- The Canadians continue to look good, with Penny Oleksiak (1:55.38) dropping a second from her best time to advance in second and 14-year-old Summer McIntosh slicing .08 off her National Age Group Record to qualify fifth (1:56.11). Not only is this a good sign for their chances to put two women into the final, but also a promising indicator for the 800 free relay, where they may take a run at the United States for the silver medal. Katie Ledecky looks good after going 1:55.28, but Allison Schmitt (1:57.10) now looks like an outside shot to final, and Paige Madden was not at her best in the 400 free final. However, Canada will also need to rely on a return-to-form from Taylor Ruck, who has been well off her best so far in Tokyo.
- Coming off of resetting the Asian Record in back-to-back swims and winning bronze in the women’s 400 freestyle, China’s Li Bingjie struggled during the session, failing to advance to either the women’s 200 free semis or the 1500 free final. Her countrymate, Wang Jianjiahe, picked up the slack with a new Asian Record in the 1500 in 15:41.49, qualifying second for the final behind Ledecky.
Americans Look Strong In Women’s 200 IM

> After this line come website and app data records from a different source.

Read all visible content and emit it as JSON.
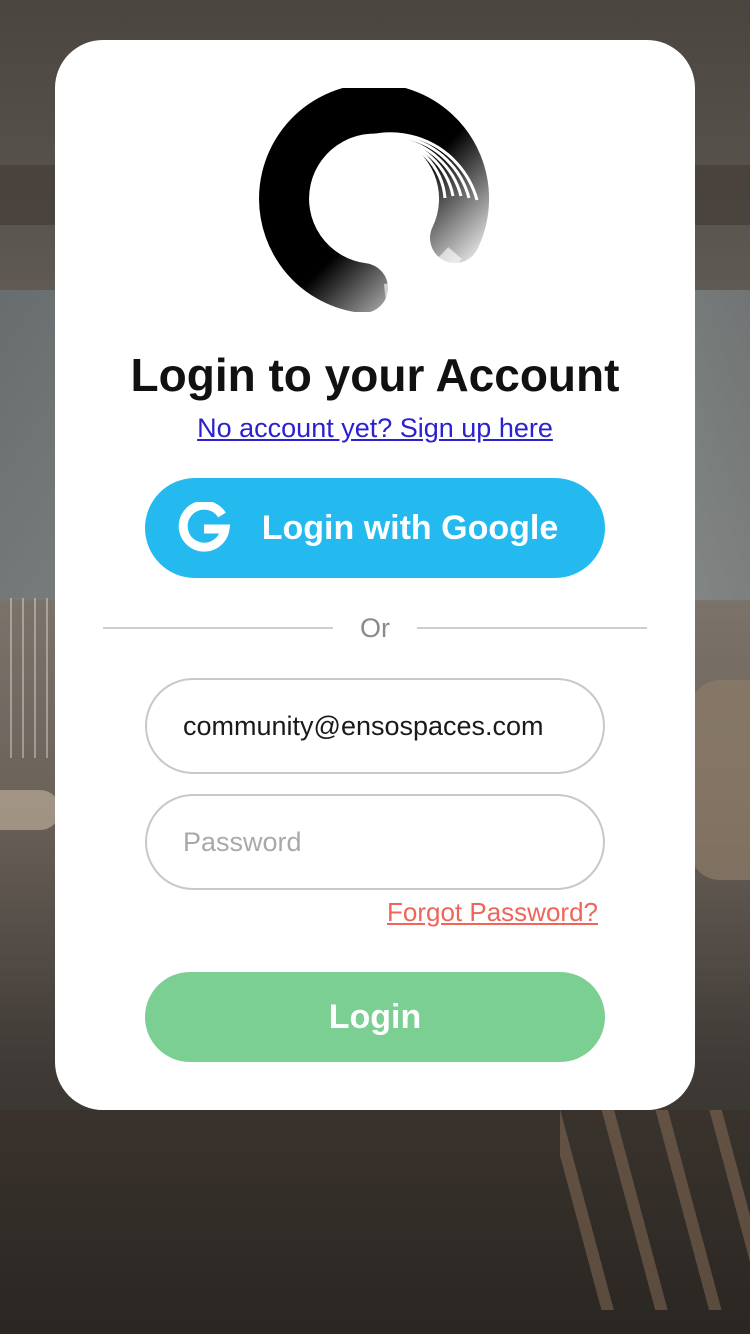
{
  "login": {
    "title": "Login to your Account",
    "signup_link": "No account yet? Sign up here",
    "google_button": "Login with Google",
    "divider": "Or",
    "email_value": "community@ensospaces.com",
    "password_placeholder": "Password",
    "forgot_link": "Forgot Password?",
    "login_button": "Login"
  },
  "icons": {
    "logo": "enso-circle-logo",
    "google": "google-g-icon"
  },
  "colors": {
    "google_button": "#24b9ef",
    "login_button": "#7bcf92",
    "signup_link": "#2b21cf",
    "forgot_link": "#f0655a"
  }
}
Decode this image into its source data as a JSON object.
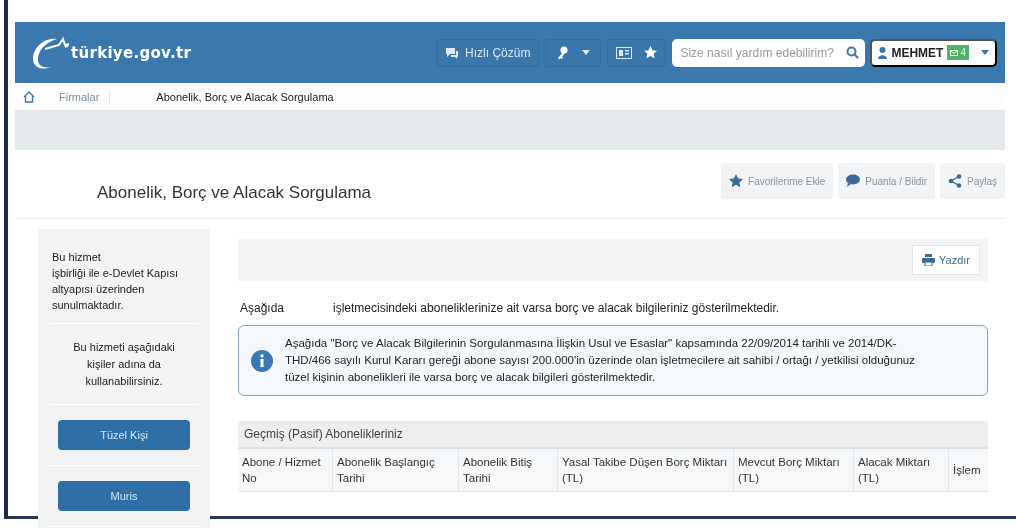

Needing to bounce back after a disappointing showing in the 400 individual medley on Day 1, Katinka Hosszu willed herself to do just that in the women’s 200 IM prelims, but it looked like it was anything but easy.
Hosszu, who has not lost the 200 IM at an Olympics or World Championships since 2012, grinded her way to the Heat 4 victory in a time of 2:09.70, running down American Alex Walsh (2:09.94) on the freestyle.
Hosszu ends up qualifying second overall for the semis, and offered a nod of approval after seeing her time, but it looked like a real hard 2:09 for someone who has been more than three seconds faster.
Given the recent changes to her training, along with the fact that she’s now 32, her fifth-place finish in the 400 IM wasn’t necessarily shocking. And after only managing bronze in the 200 at the European Championships two months ago, she’s now at risk of losing all three of her Olympic titles here in Tokyo (Hosszu also won 2016 Olympic gold in the 100 back, which she chose not to contest in 2021).
On the other hand, Walsh looked smooth in what was her first-ever Olympic swim, and the same goes for her American and University of Virginia teammate Kate Douglass, who glided her way to the top time of the session in 2:09.16.